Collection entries

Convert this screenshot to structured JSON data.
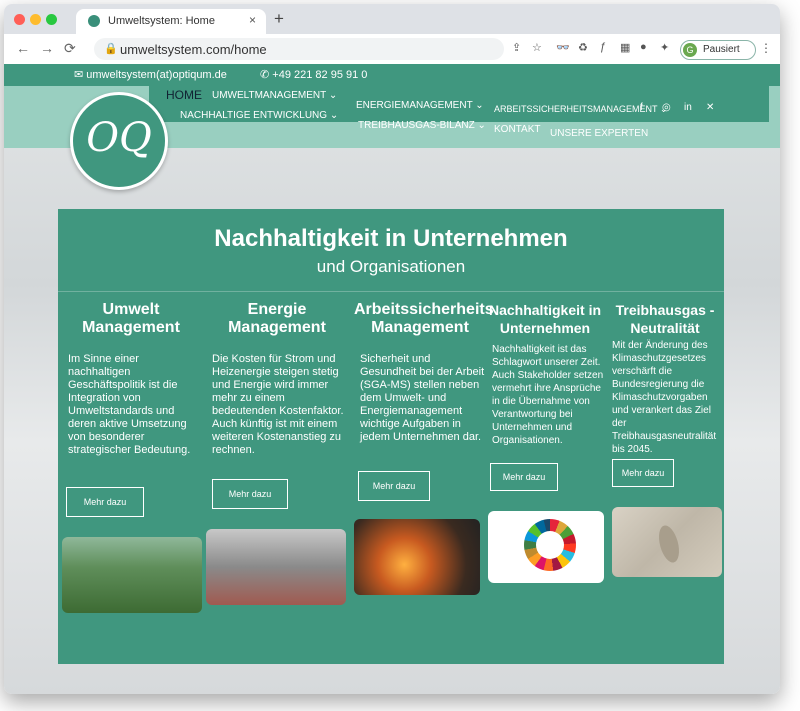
{
  "browser": {
    "tab_title": "Umweltsystem: Home",
    "url": "umweltsystem.com/home",
    "profile_initial": "G",
    "profile_label": "Pausiert",
    "back_icon": "←",
    "forward_icon": "→",
    "reload_icon": "⟳",
    "lock_icon": "🔒",
    "new_tab_icon": "+",
    "close_tab_icon": "×",
    "menu_icon": "⋮"
  },
  "contact": {
    "email": "umweltsystem(at)optiqum.de",
    "phone": "+49 221 82 95 91 0",
    "email_icon": "✉",
    "phone_icon": "✆"
  },
  "logo": {
    "text": "OQ"
  },
  "nav": {
    "home": "Home",
    "umweltmanagement": "Umweltmanagement ⌄",
    "energiemanagement": "Energiemanagement ⌄",
    "arbeitssicherheit": "Arbeitssicherheitsmanagement ⌄",
    "nachhaltige": "Nachhaltige Entwicklung ⌄",
    "treibhausgas": "Treibhausgas-Bilanz ⌄",
    "kontakt": "Kontakt",
    "experten": "Unsere Experten"
  },
  "social": [
    "f",
    "◎",
    "in",
    "✕"
  ],
  "hero": {
    "title": "Nachhaltigkeit in Unternehmen",
    "subtitle": "und Organisationen"
  },
  "columns": [
    {
      "title": "Umwelt Management",
      "text": "Im Sinne einer nachhaltigen Geschäftspolitik ist die Integration von Umweltstandards und deren aktive Umsetzung von besonderer strategischer Bedeutung.",
      "button": "Mehr dazu"
    },
    {
      "title": "Energie Management",
      "text": "Die Kosten für Strom und Heizenergie steigen stetig und Energie wird immer mehr zu einem bedeutenden Kostenfaktor. Auch künftig ist mit einem weiteren Kostenanstieg zu rechnen.",
      "button": "Mehr dazu"
    },
    {
      "title": "Arbeitssicherheits Management",
      "text": "Sicherheit und Gesundheit bei der Arbeit (SGA-MS) stellen neben dem Umwelt- und Energiemanagement wichtige Aufgaben in jedem Unternehmen dar.",
      "button": "Mehr dazu"
    },
    {
      "title": "Nachhaltigkeit in Unternehmen",
      "text": "Nachhaltigkeit ist das Schlagwort unserer Zeit. Auch Stakeholder setzen vermehrt ihre Ansprüche in die Übernahme von Verantwortung bei Unternehmen und Organisationen.",
      "button": "Mehr dazu"
    },
    {
      "title": "Treibhausgas - Neutralität",
      "text": "Mit der Änderung des Klimaschutzgesetzes verschärft die Bundesregierung die Klimaschutzvorgaben und verankert das Ziel der Treibhausgasneutralität bis 2045.",
      "button": "Mehr dazu"
    }
  ],
  "colors": {
    "accent": "#40977f",
    "light_band": "#99cfc0"
  }
}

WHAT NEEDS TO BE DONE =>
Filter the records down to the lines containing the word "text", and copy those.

SOLUTION FOR THIS PROBLEM =>
    "text": "OQ"
      "text": "Im Sinne einer nachhaltigen Geschäftspolitik ist die Integration von Umweltstandards und deren aktive Umsetzung von besonderer strategischer Bedeutung.",
      "text": "Die Kosten für Strom und Heizenergie steigen stetig und Energie wird immer mehr zu einem bedeutenden Kostenfaktor. Auch künftig ist mit einem weiteren Kostenanstieg zu rechnen.",
      "text": "Sicherheit und Gesundheit bei der Arbeit (SGA-MS) stellen neben dem Umwelt- und Energiemanagement wichtige Aufgaben in jedem Unternehmen dar.",
      "text": "Nachhaltigkeit ist das Schlagwort unserer Zeit. Auch Stakeholder setzen vermehrt ihre Ansprüche in die Übernahme von Verantwortung bei Unternehmen und Organisationen.",
      "text": "Mit der Änderung des Klimaschutzgesetzes verschärft die Bundesregierung die Klimaschutzvorgaben und verankert das Ziel der Treibhausgasneutralität bis 2045.",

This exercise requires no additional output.